Leukemia and the Christmas Tree at The Grove
by Lillibeth Navarro, CALIF Executive Director and Founder Ok, so between the 80s and 90s, I was too busy with life to listen to music. I just knew it was there and celebrities like the Back Street Boys, Michael Bolton, Melanie Fiona were just words being thrown around and well, yes—their music was so omnipresent it found its way to me, like smoke that invades the whole space. Oh I love music and it always reached my ears as balm to my soul. Recently with American Idol, there’s Scottie McCreery, Philip Philips, etc.—I’m a little more familiar with them given my young sisters and nieces coming and going to my home. Oh and these days, Colbie Caillet, Far East Movement and their big hit—“Christmas in Downtown LA!” Wow, last night, despite 4 hours of sleep, I had to take my family to church and the tree lighting ceremony at the Grove! Our bunch was a group of all ages, from the two Titas: Tita Zeny and Tita Vi who I call “the Menorah Widows”, to the two Victorias—Marivic and Vic-Vic to Katrina and me. We were reluctantly clad already in winter wear because we knew it was going to be freezing. Our plan to window shop, stay at the bookstore, get coffee and wait for the event was hard to implement as the shops were closing early and even the theatres were closed. The only alternative were the Farmers’ Market and its surrounding businesses. But darkness fell on us quickly and so did the cold. The crowds were thick and already people were angling for the best seat in the open theater but the notion of waiting for hours in one spot was boring so we took a chance at roaming some more, get coffee outside the Grove and dash back in at least an hour and a half before curtain call. Despite the bitter coffee, we decided to stay with the coffee shop and decided to make it better by loading up on popcorn and nuts. When the church bells chimed the 6 o’clock hour, we headed back and boy was it almost impossible to get through! The farthest we got was in front of a large screen TV behind Santa’s Workshop. We thought ourselves lucky to still secure a spot but waited another hour and 45 minutes. Feeling trapped, I looked up to see the man-made decorations—the glitter, the lights while around me were crowds of heads bent down on their cell phones texting and surfing it seemed. As the minutes turned to half-hours and on and on, I realized how truly devoted this sea of humanity is to community events like this. On the surface, no matter what faith tradition you were coming from, you really could celebrate Christmas or the Holidays as the secular world defines it, from the momentous lighting of the Giving Tree which happily they still called, “Christmas Tree”! I could not see the real Christmas tree at the center which was waiting to be lighted but above me was a huge silver star which, for some reason, touched me to tremendous feelings of hope!

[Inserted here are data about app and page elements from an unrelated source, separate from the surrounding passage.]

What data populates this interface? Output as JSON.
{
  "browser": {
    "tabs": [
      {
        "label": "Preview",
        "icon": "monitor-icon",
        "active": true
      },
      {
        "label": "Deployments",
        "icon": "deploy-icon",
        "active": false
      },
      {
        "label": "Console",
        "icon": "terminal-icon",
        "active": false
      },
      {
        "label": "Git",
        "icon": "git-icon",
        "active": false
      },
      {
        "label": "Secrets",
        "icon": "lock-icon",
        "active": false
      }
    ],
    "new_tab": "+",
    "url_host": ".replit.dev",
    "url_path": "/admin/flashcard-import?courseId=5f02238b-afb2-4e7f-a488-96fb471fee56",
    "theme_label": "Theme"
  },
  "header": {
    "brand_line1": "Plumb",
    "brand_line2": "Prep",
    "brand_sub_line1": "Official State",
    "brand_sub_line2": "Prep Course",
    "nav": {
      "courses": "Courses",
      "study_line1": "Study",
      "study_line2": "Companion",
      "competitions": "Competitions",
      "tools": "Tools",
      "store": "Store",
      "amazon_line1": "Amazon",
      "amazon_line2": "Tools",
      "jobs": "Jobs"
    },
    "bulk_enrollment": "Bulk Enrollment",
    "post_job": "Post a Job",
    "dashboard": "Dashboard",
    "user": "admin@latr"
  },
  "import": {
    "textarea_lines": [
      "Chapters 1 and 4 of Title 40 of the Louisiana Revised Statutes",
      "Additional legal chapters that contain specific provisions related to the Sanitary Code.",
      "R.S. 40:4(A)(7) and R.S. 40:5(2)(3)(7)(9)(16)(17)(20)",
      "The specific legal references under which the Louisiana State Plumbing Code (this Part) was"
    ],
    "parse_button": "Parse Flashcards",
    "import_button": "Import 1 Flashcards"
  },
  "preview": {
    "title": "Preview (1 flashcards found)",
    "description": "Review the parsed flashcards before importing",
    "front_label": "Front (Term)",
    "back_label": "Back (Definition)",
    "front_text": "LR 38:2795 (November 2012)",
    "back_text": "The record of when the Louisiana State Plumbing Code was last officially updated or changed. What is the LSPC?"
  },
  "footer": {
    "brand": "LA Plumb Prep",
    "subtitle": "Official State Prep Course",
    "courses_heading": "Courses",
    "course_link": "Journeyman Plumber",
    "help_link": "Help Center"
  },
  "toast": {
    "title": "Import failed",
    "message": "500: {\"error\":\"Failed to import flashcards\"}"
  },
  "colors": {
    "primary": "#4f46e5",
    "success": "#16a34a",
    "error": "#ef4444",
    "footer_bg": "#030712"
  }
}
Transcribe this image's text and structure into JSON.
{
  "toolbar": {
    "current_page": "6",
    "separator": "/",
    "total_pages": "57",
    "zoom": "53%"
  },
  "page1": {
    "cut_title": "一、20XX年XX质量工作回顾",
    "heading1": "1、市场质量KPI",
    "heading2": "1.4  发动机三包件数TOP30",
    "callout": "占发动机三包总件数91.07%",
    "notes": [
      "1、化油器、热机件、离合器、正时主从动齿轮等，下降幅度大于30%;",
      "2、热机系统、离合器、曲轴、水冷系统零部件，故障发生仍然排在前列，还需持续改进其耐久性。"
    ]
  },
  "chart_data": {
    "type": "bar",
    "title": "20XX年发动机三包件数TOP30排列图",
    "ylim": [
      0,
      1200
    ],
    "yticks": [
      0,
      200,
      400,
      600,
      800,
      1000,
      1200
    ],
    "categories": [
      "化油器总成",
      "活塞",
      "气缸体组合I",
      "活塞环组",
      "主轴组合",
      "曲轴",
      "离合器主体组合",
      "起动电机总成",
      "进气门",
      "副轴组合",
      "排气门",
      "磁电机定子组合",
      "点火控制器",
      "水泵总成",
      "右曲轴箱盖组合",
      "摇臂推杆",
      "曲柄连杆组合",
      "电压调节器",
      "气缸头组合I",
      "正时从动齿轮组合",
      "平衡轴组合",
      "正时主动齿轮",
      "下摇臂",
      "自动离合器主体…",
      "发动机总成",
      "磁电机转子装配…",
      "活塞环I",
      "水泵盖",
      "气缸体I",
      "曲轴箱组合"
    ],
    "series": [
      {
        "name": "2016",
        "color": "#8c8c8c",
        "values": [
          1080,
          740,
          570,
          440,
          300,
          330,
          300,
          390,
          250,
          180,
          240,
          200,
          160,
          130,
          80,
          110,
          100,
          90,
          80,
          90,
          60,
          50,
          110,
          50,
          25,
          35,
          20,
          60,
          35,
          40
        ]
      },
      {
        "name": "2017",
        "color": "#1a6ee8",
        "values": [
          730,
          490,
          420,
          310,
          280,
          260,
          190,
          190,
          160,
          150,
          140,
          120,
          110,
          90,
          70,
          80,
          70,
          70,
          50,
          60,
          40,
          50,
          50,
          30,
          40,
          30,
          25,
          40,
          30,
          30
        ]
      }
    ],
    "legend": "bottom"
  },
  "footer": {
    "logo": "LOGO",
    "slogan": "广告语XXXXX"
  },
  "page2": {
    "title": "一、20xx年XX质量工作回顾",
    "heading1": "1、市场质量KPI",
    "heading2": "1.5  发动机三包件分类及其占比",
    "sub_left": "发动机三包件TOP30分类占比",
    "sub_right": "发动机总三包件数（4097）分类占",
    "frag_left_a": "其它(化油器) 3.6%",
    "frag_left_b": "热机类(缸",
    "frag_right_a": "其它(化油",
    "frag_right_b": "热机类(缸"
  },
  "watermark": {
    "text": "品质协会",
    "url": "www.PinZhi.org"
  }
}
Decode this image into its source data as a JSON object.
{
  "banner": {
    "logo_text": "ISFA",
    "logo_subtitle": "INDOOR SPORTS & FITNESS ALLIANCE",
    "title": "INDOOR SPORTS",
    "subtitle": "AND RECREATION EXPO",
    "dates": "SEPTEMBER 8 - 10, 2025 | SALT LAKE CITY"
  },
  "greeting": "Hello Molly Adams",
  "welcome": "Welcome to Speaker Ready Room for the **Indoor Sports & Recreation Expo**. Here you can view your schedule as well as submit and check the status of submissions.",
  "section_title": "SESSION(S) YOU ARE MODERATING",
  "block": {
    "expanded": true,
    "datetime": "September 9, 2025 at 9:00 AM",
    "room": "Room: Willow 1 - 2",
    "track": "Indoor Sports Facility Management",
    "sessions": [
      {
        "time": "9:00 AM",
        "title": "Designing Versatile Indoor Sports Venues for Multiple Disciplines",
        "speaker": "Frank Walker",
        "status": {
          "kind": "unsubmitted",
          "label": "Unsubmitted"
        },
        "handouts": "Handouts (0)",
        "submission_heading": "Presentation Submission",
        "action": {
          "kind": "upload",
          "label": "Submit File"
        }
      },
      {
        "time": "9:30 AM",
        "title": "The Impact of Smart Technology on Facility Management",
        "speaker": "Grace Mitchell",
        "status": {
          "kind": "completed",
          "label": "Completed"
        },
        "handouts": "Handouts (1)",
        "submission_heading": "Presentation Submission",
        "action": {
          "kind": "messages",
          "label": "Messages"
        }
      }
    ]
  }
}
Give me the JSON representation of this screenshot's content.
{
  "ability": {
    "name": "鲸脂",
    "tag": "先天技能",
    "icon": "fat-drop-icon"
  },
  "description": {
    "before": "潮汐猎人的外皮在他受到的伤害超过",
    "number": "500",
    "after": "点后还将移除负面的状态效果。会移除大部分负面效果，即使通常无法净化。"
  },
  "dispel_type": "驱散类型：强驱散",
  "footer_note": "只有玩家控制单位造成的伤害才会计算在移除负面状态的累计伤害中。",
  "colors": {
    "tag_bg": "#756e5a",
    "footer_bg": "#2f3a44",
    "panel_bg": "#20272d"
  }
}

There was a lot of activity around me—couples talking and hugging each other in the cold, girls taking endless pictures, grandmas chatting, little children playing or fidgeting and a majority of people busy with their cell phones. I did my own cell phone app and then the mike testing started. We saw a lot of behind-the-scenes work captured on camera and Mario Lopez prepping for his work. And then the show started to thunderous applause! My niece Katrina, the youngest in our group was jumping up and down. She knew just about every song rendered by the Back Street Boys! She was dancing and singing, the most expressive of the bunch. In the meantime, I made friends with a Central American couple to my left, a young 10-year old African American boy on my right who was an incredible dancer himself! He held a cell phone too and kept texting his cousin in-between dancing. He liked our spot as we were right in the front row. The security officer made sure we moved closer to the TV screen and said he was giving us the best spots from our corner of the Grove. Even as we heard everything loud and clear, we knew that the TV screen was the best substitute to being personally close to the stage itself. But we were a heartbeat away from these live performers. And if one were to gauge the level of excitement between those in our crowd seeing things from a TV screen and those who were there personally, there did not seem to be much of a difference. I could tell from the Katrina’s glowing joy. I myself was mesmerized by all the performers and then the poignant moment before the lighting of the tree was started by a generous donation to a young girl with leukemia who was given the privilege to push the button to light the tree. As the tree was lit, the fireworks display began, as if to say to humanity that indeed—the tree lighting needs to happen first in the dark—the experience of pain and human suffering—leukemia. Human need triggers the lighting of human thoughtfulness. The tree adorned by trimmings and decorations of human generosity and goodwill lights up with all forms of beautiful expressions of giving. The fireworks display heralds hope to a dark world that draws attention to all possibilities of a bright tomorrow! Then snow started gently falling on us as though to say that it blankets all of life’s ugly side… and jolly old Santa came out with his sleigh of gifts to represent the celestial Father in Heaven who loves and gives gifts particular to every person in his or her situation! Perhaps the TV monitor capturing the actual show we could not get very close to was another test of faith that proved beyond any doubt that our hearts were already afire with Christmas enthusiasm. We did not need to be very close to the stage to touch the reality—it was already in our midst. Merry Christmas indeed!